Lawyers for one of the most audacious fugitives in Britain made a final attempt to halt his extradition to America yesterday, claiming the Texan authorities might break their promise not to execute him.
New DNA evidence has allowed prosecutors to indict Robert Kleasen, 69, with the 1974 murders of Mormon missionaries – charges he evaded for 11 years by vanishing into the obscurity of Barton-on-Humber, Lincolnshire.
The bodies of Mark Fischer, 19, and Gary Darley, 20, were never found but investigators discovered blood and tissue on a saw in the taxidermy shop where Mr Kleasen worked. This led to the killings being called the Texas Chainsaw Massacres after the cult horror movie released the same year.
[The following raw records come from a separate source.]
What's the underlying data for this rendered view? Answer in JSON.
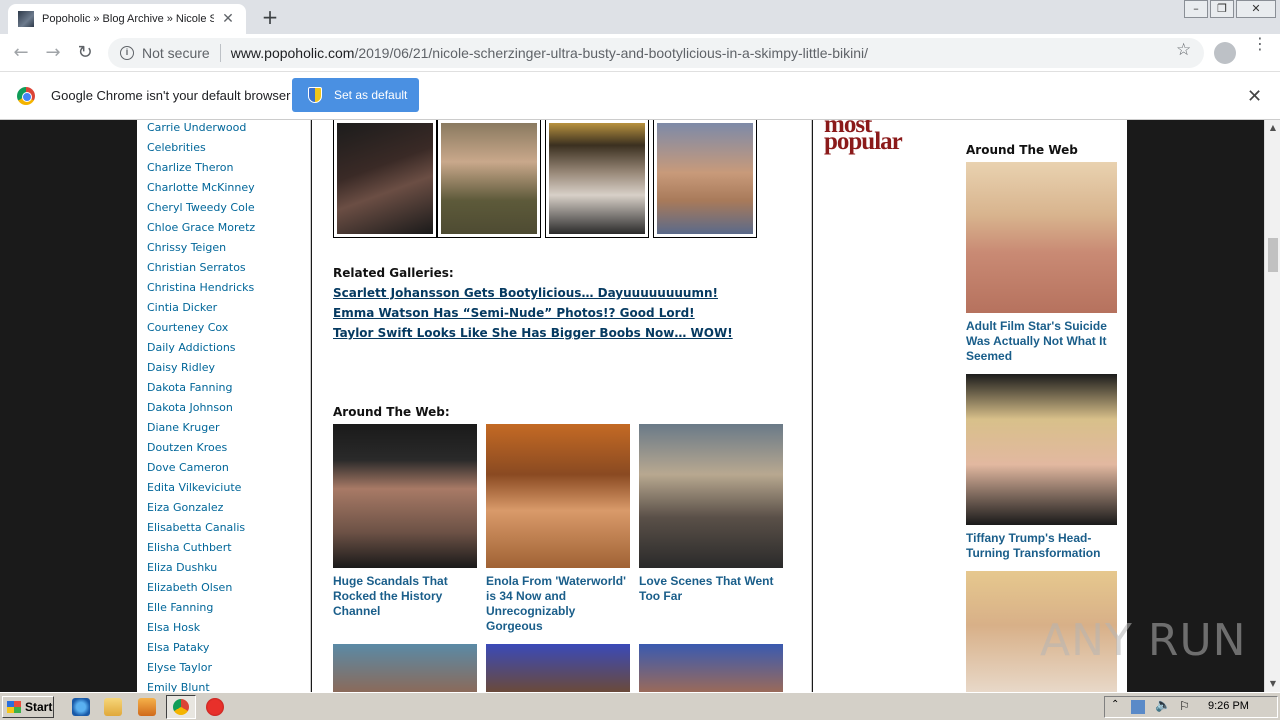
{
  "browser": {
    "tab_title": "Popoholic » Blog Archive » Nicole Sch",
    "not_secure": "Not secure",
    "url_domain": "www.popoholic.com",
    "url_path": "/2019/06/21/nicole-scherzinger-ultra-busty-and-bootylicious-in-a-skimpy-little-bikini/",
    "infobar_text": "Google Chrome isn't your default browser",
    "set_default_label": "Set as default"
  },
  "sidebar": {
    "items": [
      "Carrie Underwood",
      "Celebrities",
      "Charlize Theron",
      "Charlotte McKinney",
      "Cheryl Tweedy Cole",
      "Chloe Grace Moretz",
      "Chrissy Teigen",
      "Christian Serratos",
      "Christina Hendricks",
      "Cintia Dicker",
      "Courteney Cox",
      "Daily Addictions",
      "Daisy Ridley",
      "Dakota Fanning",
      "Dakota Johnson",
      "Diane Kruger",
      "Doutzen Kroes",
      "Dove Cameron",
      "Edita Vilkeviciute",
      "Eiza Gonzalez",
      "Elisabetta Canalis",
      "Elisha Cuthbert",
      "Eliza Dushku",
      "Elizabeth Olsen",
      "Elle Fanning",
      "Elsa Hosk",
      "Elsa Pataky",
      "Elyse Taylor",
      "Emily Blunt"
    ]
  },
  "main": {
    "related_title": "Related Galleries:",
    "related_links": [
      "Scarlett Johansson Gets Bootylicious… Dayuuuuuuuumn!",
      "Emma Watson Has “Semi-Nude” Photos!? Good Lord!",
      "Taylor Swift Looks Like She Has Bigger Boobs Now… WOW!"
    ],
    "around_title": "Around The Web:",
    "around_items": [
      "Huge Scandals That Rocked the History Channel",
      "Enola From 'Waterworld' is 34 Now and Unrecognizably Gorgeous",
      "Love Scenes That Went Too Far"
    ]
  },
  "right": {
    "most_popular_1": "most",
    "most_popular_2": "popular",
    "around_title": "Around The Web",
    "items": [
      "Adult Film Star's Suicide Was Actually Not What It Seemed",
      "Tiffany Trump's Head-Turning Transformation"
    ]
  },
  "watermark": "ANY RUN",
  "taskbar": {
    "start_label": "Start",
    "clock": "9:26 PM"
  }
}
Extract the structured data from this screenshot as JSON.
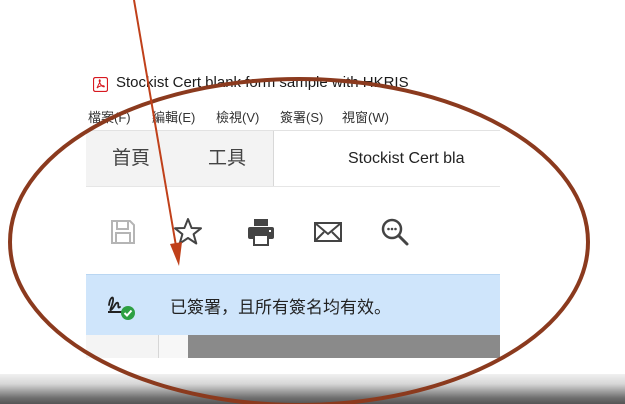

At Bow Street magistrates' court in London yesterday, Mr Kleasen heard James Lewis, prosecuting for the US government, say that DNA analysis of the suspect's trousers linked him to the crime.
Britain will usually only extradite to countries that use the death penalty if assurances are received that the suspect will not be executed.
However, Professor Thomas Rice, for Mr Kleasen, said Texas had always been "very aggressive about its death penalty". He said: "When he gets back to Texas, with the politics of the death penalty, if the prosecutors decide to go ahead with a death penalty, there really is no way to enforce the promises made here."
A jury has convicted Mr Kleasen of Mr Fischer's murder, but the verdict was overturned on a technicality.
Mr Kleasen had married a Barton woman with whom he had corresponded during an earlier sentence. He passed himself off as a former CIA officer who had shot down 34 planes during the Korean War. He was caught when he was charged with firearms offences.